Italian Motorcycles

Today in Motorcycle History

Moto Major

Moto Major

A Brief History of an Extraordinary Machine

First seen at the Fiera di Primavera di Milano (Milan Spring Fair) of 1947, the motorcycle was built in prototype form only and did not achieve production. It had a single-cylinder OHV 350cc engine and was fully faired. The machine was designed by the aeronautical engineer Salvatore Majorca, who worked with Fiat specialising in landing gear for aircraft before WWII, and was built in Turin at the Aeritalia workshops of the Fiat group.
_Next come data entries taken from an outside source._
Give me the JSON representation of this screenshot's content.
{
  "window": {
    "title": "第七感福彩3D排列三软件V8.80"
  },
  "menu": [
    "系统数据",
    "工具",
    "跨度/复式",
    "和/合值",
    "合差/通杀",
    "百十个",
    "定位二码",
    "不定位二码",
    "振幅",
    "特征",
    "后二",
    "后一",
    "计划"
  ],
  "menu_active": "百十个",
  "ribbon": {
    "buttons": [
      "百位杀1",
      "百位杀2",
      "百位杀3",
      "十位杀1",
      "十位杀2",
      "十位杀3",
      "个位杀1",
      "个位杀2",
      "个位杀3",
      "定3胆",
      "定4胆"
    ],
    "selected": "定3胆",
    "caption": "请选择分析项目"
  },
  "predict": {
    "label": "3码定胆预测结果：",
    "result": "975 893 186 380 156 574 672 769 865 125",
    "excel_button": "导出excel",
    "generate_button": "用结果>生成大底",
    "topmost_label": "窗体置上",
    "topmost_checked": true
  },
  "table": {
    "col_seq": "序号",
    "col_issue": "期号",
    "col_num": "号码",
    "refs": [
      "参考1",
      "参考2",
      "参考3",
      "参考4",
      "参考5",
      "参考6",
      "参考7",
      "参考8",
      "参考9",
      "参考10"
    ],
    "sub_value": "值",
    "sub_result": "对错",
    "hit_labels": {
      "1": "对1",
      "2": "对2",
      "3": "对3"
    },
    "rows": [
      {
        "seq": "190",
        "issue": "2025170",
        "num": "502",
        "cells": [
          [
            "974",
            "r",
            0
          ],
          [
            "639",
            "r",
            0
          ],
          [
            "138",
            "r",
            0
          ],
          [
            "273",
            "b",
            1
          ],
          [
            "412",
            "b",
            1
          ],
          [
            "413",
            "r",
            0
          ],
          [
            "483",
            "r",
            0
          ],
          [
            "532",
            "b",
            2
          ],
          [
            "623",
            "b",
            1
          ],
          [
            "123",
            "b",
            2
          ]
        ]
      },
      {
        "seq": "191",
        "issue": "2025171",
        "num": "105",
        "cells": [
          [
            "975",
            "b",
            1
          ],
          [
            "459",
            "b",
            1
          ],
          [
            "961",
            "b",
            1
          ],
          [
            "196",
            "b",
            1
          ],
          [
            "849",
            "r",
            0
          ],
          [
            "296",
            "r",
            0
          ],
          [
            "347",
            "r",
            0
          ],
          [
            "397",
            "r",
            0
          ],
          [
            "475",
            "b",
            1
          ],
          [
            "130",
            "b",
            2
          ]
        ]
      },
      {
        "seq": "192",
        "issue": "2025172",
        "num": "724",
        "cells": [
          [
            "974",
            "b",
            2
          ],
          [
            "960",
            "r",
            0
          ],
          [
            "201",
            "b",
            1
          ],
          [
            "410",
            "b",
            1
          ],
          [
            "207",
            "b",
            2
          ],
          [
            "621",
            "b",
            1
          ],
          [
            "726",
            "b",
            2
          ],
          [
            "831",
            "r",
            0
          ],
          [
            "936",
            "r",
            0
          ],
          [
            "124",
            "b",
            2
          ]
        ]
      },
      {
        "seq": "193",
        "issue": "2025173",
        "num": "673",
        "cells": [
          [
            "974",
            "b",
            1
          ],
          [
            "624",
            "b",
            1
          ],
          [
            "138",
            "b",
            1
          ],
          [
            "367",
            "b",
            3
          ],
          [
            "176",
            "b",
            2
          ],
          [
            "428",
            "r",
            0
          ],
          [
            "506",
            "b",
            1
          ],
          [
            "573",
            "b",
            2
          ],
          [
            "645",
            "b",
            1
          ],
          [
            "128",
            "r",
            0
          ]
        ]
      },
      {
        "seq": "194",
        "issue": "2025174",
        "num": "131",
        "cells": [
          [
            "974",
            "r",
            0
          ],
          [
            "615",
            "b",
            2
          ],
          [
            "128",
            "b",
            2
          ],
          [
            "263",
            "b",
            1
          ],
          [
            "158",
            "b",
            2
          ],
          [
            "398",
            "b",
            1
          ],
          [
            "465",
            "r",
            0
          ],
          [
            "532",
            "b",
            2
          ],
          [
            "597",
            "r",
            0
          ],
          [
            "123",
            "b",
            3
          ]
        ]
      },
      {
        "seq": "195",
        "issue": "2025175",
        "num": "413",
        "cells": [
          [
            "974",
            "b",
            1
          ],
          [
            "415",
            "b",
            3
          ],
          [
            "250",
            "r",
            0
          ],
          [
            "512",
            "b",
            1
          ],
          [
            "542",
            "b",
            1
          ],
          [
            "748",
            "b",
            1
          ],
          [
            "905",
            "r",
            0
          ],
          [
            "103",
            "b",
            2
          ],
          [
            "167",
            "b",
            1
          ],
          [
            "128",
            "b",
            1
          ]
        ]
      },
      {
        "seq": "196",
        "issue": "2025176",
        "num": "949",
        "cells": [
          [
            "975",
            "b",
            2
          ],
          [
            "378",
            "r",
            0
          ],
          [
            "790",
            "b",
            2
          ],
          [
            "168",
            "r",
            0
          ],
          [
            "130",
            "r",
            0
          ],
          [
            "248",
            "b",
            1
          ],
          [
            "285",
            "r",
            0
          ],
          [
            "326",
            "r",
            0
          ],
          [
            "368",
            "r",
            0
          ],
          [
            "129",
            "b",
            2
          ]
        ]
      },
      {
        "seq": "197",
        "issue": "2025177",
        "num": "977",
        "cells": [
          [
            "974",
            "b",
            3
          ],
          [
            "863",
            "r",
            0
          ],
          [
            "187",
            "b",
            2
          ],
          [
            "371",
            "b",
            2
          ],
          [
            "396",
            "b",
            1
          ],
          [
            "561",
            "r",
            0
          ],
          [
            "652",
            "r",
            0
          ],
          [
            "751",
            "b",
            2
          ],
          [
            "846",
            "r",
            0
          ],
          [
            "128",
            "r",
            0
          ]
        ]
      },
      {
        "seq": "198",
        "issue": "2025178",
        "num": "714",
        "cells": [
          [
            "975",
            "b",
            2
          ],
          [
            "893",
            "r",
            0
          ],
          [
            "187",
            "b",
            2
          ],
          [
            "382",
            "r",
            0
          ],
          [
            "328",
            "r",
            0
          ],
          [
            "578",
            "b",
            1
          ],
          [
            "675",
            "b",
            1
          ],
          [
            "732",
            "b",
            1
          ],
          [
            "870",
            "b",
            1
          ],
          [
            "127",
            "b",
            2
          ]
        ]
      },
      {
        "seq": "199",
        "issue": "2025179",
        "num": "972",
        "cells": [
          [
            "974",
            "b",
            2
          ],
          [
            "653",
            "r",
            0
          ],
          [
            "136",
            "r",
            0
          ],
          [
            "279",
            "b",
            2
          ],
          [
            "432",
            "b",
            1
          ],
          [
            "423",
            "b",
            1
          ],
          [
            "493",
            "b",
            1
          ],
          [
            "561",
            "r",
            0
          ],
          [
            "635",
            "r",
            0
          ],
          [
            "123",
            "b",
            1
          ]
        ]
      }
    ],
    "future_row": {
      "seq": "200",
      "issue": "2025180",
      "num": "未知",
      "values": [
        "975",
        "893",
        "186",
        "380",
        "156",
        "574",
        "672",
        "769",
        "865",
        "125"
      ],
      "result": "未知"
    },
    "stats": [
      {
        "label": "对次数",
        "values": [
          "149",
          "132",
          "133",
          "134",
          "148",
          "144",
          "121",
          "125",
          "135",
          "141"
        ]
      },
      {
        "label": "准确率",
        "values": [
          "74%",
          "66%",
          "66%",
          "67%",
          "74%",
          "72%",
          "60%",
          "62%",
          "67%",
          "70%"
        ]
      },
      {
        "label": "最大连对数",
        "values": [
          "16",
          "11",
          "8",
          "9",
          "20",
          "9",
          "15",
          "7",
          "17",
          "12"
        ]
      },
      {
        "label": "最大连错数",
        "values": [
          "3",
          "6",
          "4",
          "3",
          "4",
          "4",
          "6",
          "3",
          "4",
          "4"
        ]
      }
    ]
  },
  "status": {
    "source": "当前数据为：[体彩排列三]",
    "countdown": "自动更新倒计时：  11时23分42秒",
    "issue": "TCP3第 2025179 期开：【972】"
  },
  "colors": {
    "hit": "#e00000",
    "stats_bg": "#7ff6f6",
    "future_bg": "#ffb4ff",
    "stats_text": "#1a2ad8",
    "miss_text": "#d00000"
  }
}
It has hub-centre steering, and the wheel rims are mounted to the hubs using rubber blocks in an unconventional approach to suspension. Bench-tested to a simulated a distance of 40,000 km, the system proved very durable.

A water-cooled twin was planned for the project, and the elegant design incorporated dual fish-tail exhausts. When they decided to opt for a single cylinder engine dual exhausts were retained.

The engine was designed and assembled by Angelo Blatto, an engineer of considerable repute.

The 350cc engine was fan-cooled, had a dry clutch and a four-speed gearbox with a foot-operated gear shift. Final drive is by cardan shaft.

The Moto Major is regarded as an iconic example of motorcycle history, and was far ahead of its time. The sole example was first displayed outside Italy at the Zweirad Museum, Neckarsulm, during a special exhibition in 2017.

Sources: MC Storico Conti; Gérard Martin; autoemotodelpassato.